Island photo project named finalist in global competition

Giovanni Capriotti’s photo essay ‘The Haweaters’ was a finalist in the 77th Pictures of the Year competition run by the Donald W. Reynolds Journalism Institute at the Missouri School of Journalism. photo by Giovanni Capriotti

COLUMBIA, Mo. – Former Expositor photographer Giovanni Capriotti has earned a spot as a finalist for his ongoing Manitoulin Island-based photo project ‘The Haweaters’ in the 77th Pictures of the Year competition run by the Donald W. Reynolds Journalism Institute at the Missouri School of Journalism.

“I’ve been shooting (‘The Haweaters’) since 2014 without knowing where I was heading with the project,” said Mr. Capriotti.

‘The Haweaters’ is a project that seeks to “explore the blurred lines of co-existence” between Indigenous and settler culture on Manitoulin Island and, in a broad sense, Canada. His photos capture candid moments of different lived rural experiences and contrast how one’s cultural background can impact those experiences.

The Rome-born photographer first visited Manitoulin Island in 2010 on a drive with a friend to explore Northern Ontario. They were travelling from Sault Ste. Marie and Mr. Capriotti noticed what appeared to be a massive island on a printed map of the region. They resolved to check out the landform and the rest, as they say, is history.

They stopped at a now-closed gas station to fill up their tank and Mr. Capriotti was surprised that the price was higher than the one posted on the sign. That woman explained that the posted price was the cost for gas-card-holding “Status Indians,” which sparked his interest in Indigenous peoples in Canada.

“I grew up in a big city, in Rome; we don’t know about this culture. We just get the American propaganda about Indians and cowboys. That’s when I started questioning what I knew about Indigenous cultures in Canada,” said Mr. Capriotti.

His wife is an advocate for Indigenous rights and helped to inform Mr. Capriotti about the history. In 2014 he travelled to the Island and stayed with a two-spirit person from Wiikwemkoong whom he met through his wife. Mr. Capriotti’s goal was to share the story of his life through pictures. This soon grew into the broader desire to explore the different ways of life on the Island.

He took up an internship at The Manitoulin Expositor and this newspaper helped him make connections with people around the Island who he would later feature in his series.

“Each picture has an allegory behind it, moving between co-existence, capitalism and new colonialism. Sometimes those ideas attack each other, other times they reject each other. My thing is it’s always about the narrative—everything you find in newspapers and main medias is based on capitalism,” said Mr. Capriotti. “I’m not against business but the way we do business can be improved, for sure, in order to put humans at the centre of business.”

Capitalism is inherently divisive, he said, because in order to function it requires a more organized group taking advantage of a subordinate group.

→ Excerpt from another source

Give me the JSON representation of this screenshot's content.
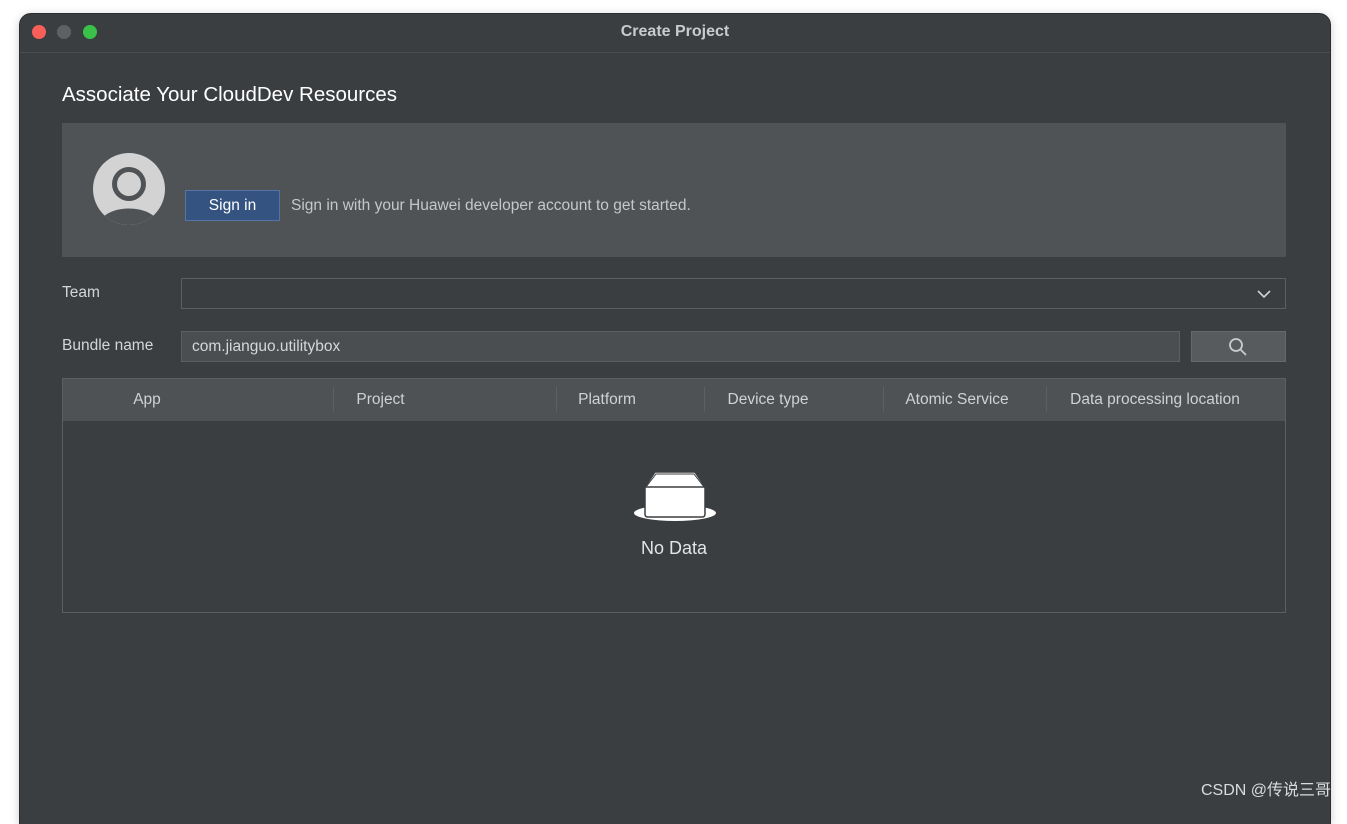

“It’s also a story of little communities who get forgotten by the centre of the empire in Canada. At the same time, I also wanted to explore what happened in the past that created a sometimes shattered environment on the Island. It’s very well hidden,” said Mr. Capriotti.

Although this competition win involved a selection of 29 images, the full set of this project to date is nearly 10 times larger.

“I have over 250 images, plus other ones I’m working on because I’ve had access to archive pictures of a family, so those will be included in the project. I’m hoping to collect it all in a book very soon,” said Mr. Capriotti. 

“These pictures all work together as a whole sequence,” he said. “Even the colours, emotions, actions it invokes and the allegoric meaning of an image can be paired with the allegoric meaning of the following image.”

Mr. Capriotti said his pictures are designed to weave a narrative, through personal stories, about the effects of colonialism and the growth of power centres in the nation. He was also critical of how Indigenous stories are often only told during crisis situations such as the nation-wide rail blockades as of late.

“Off-Island people perceive it in a certain way. It’s an environment that has been shattered by the past, especially for Indigenous communities on the Island, but then abused and forgotten by modernism. Young people want to leave the Island and head to cities—capitalism still has a big effect,” he said.

‘The Haweaters’ is far from being ‘in the can’ and Mr. Capriotti also has his sights set on turning it into a book with written stories to go along with each photo.

This is part of a larger project called ‘Forever on the Fringe,’ which is also the possible title of a book about the making of Manitoulin Island, the treaties, why settlers came there, what their expectations were, said Mr. Capriotti. Of note, ‘Forever on the Fringe’ is also the title of a book by author W. R. Wightman, which is a series of studies about Manitoulin Island. 

Mr. Capriotti said he also plans to create a small publishing venture with a business partner in order to produce physical versions of their work that will outlast a hard drive’s longevity.